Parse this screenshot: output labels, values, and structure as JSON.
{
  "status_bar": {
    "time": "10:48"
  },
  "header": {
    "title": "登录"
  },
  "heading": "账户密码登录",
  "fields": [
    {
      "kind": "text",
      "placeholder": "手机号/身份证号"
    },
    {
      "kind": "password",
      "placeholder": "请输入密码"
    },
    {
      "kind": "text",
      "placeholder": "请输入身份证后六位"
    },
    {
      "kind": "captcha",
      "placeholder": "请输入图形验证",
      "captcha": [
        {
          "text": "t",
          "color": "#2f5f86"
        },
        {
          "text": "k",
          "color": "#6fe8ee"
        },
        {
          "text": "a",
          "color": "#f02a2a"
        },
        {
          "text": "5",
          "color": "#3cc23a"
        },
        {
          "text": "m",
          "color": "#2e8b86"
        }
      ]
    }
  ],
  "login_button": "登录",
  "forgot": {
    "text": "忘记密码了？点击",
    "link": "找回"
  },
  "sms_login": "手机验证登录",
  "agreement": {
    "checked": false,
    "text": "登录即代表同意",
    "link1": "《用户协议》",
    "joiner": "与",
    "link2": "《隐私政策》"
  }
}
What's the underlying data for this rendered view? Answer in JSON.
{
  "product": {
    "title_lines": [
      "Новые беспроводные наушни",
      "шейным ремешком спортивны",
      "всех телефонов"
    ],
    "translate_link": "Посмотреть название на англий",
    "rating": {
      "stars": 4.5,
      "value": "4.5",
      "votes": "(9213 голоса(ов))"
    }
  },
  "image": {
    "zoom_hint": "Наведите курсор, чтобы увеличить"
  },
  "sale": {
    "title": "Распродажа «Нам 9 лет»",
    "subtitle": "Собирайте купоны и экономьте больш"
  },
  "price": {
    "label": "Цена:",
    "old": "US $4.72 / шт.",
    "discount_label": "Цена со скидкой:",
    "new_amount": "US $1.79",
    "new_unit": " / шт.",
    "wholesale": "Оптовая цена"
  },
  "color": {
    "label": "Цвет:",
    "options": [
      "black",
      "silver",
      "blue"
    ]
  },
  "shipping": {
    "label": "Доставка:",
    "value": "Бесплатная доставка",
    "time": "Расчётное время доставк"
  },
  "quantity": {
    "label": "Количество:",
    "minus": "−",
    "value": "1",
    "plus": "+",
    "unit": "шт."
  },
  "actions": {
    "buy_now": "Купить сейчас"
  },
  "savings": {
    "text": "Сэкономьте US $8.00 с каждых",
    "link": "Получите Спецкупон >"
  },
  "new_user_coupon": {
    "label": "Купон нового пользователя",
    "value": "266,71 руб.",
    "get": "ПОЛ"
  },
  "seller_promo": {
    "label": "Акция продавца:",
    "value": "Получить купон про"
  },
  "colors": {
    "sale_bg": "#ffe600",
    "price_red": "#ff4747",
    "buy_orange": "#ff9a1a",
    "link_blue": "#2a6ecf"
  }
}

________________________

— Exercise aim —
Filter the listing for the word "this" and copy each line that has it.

— Task output —
Parse this screenshot: output labels, values, and structure as JSON.
What's the underlying data for this rendered view? Answer in JSON.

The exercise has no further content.